Material for the task:
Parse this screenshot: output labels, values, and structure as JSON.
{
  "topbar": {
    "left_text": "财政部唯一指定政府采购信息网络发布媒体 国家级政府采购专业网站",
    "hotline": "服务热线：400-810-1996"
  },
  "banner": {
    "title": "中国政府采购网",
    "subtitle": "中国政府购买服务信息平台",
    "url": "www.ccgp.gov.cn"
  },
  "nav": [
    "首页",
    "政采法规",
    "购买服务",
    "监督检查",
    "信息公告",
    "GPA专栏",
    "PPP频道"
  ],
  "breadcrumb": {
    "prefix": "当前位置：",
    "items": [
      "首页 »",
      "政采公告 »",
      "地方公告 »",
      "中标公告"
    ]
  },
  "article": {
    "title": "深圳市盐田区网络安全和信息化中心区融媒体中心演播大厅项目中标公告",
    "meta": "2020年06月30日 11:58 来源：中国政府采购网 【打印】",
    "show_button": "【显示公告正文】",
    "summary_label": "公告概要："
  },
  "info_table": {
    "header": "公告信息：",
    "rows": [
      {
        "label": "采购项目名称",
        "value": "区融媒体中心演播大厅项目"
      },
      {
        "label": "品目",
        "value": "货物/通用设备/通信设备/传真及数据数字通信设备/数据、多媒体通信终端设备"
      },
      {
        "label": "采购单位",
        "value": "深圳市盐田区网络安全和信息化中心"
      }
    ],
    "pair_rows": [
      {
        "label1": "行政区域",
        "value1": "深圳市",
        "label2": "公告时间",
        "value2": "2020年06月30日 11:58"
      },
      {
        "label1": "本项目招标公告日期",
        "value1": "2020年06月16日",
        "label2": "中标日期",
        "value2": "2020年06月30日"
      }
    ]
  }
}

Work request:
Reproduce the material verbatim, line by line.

Expected output:
Parse this screenshot: output labels, values, and structure as JSON.
{
  "topbar": {
    "left_text": "财政部唯一指定政府采购信息网络发布媒体 国家级政府采购专业网站",
    "hotline": "服务热线：400-810-1996"
  },
  "banner": {
    "title": "中国政府采购网",
    "subtitle": "中国政府购买服务信息平台",
    "url": "www.ccgp.gov.cn"
  },
  "nav": [
    "首页",
    "政采法规",
    "购买服务",
    "监督检查",
    "信息公告",
    "GPA专栏",
    "PPP频道"
  ],
  "breadcrumb": {
    "prefix": "当前位置：",
    "items": [
      "首页 »",
      "政采公告 »",
      "地方公告 »",
      "中标公告"
    ]
  },
  "article": {
    "title": "深圳市盐田区网络安全和信息化中心区融媒体中心演播大厅项目中标公告",
    "meta": "2020年06月30日 11:58 来源：中国政府采购网 【打印】",
    "show_button": "【显示公告正文】",
    "summary_label": "公告概要："
  },
  "info_table": {
    "header": "公告信息：",
    "rows": [
      {
        "label": "采购项目名称",
        "value": "区融媒体中心演播大厅项目"
      },
      {
        "label": "品目",
        "value": "货物/通用设备/通信设备/传真及数据数字通信设备/数据、多媒体通信终端设备"
      },
      {
        "label": "采购单位",
        "value": "深圳市盐田区网络安全和信息化中心"
      }
    ],
    "pair_rows": [
      {
        "label1": "行政区域",
        "value1": "深圳市",
        "label2": "公告时间",
        "value2": "2020年06月30日 11:58"
      },
      {
        "label1": "本项目招标公告日期",
        "value1": "2020年06月16日",
        "label2": "中标日期",
        "value2": "2020年06月30日"
      }
    ]
  }
}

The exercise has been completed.